They were the things I’d never order at 8pm on a Monday night while dining alone at my favorite restaurant in Philadelphia.
Yes, that restaurant was Alla Spina, a restaurant known for its mortadella hot dogs and beer and double-decker burgers and guinea hen poutine. But that night, I was being ladylike; I was being dainty. I was drinking white wine and eating salad. I was slowly working my way through a dozen oysters. I was reading a book called Oedipus and the Devil, and I was feeling wonderfully, proudly, like an adult.
That was before the cheesesteak came.

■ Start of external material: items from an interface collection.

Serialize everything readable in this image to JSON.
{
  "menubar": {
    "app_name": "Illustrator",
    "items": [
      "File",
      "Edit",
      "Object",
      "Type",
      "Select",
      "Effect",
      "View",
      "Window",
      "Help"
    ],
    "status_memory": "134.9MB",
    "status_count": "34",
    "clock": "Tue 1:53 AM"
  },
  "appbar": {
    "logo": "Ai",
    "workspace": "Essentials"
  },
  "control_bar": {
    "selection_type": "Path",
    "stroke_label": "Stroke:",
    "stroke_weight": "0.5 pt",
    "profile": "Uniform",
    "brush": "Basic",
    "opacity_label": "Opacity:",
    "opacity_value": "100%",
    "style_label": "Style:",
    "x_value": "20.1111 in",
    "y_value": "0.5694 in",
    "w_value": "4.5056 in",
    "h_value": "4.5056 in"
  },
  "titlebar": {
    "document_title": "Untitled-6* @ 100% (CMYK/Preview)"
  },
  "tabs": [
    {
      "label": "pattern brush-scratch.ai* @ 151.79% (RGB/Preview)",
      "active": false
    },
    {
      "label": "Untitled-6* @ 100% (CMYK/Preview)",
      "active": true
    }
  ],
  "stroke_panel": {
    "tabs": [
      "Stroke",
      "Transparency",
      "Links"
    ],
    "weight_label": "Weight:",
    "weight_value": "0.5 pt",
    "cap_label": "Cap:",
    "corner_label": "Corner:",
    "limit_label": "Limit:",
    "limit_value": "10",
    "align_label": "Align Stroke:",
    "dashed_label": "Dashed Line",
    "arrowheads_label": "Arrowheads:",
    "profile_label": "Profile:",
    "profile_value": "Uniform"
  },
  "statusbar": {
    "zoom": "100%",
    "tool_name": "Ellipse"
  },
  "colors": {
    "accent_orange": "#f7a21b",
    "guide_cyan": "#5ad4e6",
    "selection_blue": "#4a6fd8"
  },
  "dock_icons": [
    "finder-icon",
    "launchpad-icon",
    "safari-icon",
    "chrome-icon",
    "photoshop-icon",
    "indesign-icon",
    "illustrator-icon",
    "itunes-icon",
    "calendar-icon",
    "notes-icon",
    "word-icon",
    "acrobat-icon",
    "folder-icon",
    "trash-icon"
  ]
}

I had eaten at Alla Spina enough for the staff to know that I always ordered a homemade choco-taco to go, that I always asked the bartenders embarrassingly blunt questions (“Are you single?”) when I had too many drinks, and that I really, really liked food. So they sent it over. The manager shoved my oyster platter and salad plate and wine glass out of the way—I was taking up lots of real estate at this point—and he put the North Philly Sausage Cheesesteak in front of me.
Everything melts together and you’ve got this fatty-cheesey-salty-crunchy-gooey-oh-my-god-I-can’t-handle-this thing.

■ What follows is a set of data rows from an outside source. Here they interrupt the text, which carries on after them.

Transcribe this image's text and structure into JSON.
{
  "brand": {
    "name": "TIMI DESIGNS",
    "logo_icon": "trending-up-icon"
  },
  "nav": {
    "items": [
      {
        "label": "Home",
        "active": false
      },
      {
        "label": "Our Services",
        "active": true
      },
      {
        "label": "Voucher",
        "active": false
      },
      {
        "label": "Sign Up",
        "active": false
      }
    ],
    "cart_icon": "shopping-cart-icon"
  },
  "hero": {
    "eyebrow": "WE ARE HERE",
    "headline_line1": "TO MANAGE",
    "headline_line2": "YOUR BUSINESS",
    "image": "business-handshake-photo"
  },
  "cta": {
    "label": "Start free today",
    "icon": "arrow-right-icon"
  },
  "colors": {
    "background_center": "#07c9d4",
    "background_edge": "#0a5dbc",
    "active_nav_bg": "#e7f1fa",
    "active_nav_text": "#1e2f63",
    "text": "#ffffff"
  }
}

This thing in front of me was house-made black pepper sausage—no casing—seared and chopped up on the plancha, piled into a pretzel roll (also house made), and then topped with caramelized onions and a “spicy beer cheese” made with cream cheese, asiago, cayenne, and Allagash White.
At this point—exactly one year later—I’ve heard that description more than twenty times, because each time I ask, How do you make this again? I can never pay attention. I stop listening halfway through and I nod and I smile, and then my eyes glaze over because I can only think of the sandwich in front of me and the fact that it’s there and not in my hands and that I’m not eating it at that very second.
Honestly, it doesn’t even matter what’s in it, or what’s in the sausage, or how the they make that beer cheese, because when you’re eating it, everything melts together and you’ve got this fatty-cheesey-salty-crunchy-gooey-oh-my-god-I-can’t-handle-this thing that’s about to be gone and oh, then it’s gone, and the barbecue chips on the side are all that’s left, and then wait—there’s a sausage-y drip over there that you can swipe up with the edge of your last chip, and then oh-my-god-noooo it’s really over.
So when people ask what I miss most about Philly—which is often, since I moved to New York one month ago—I roll my eyes, get over myself, and reply with the most quintessential of answers: “The cheesesteak.”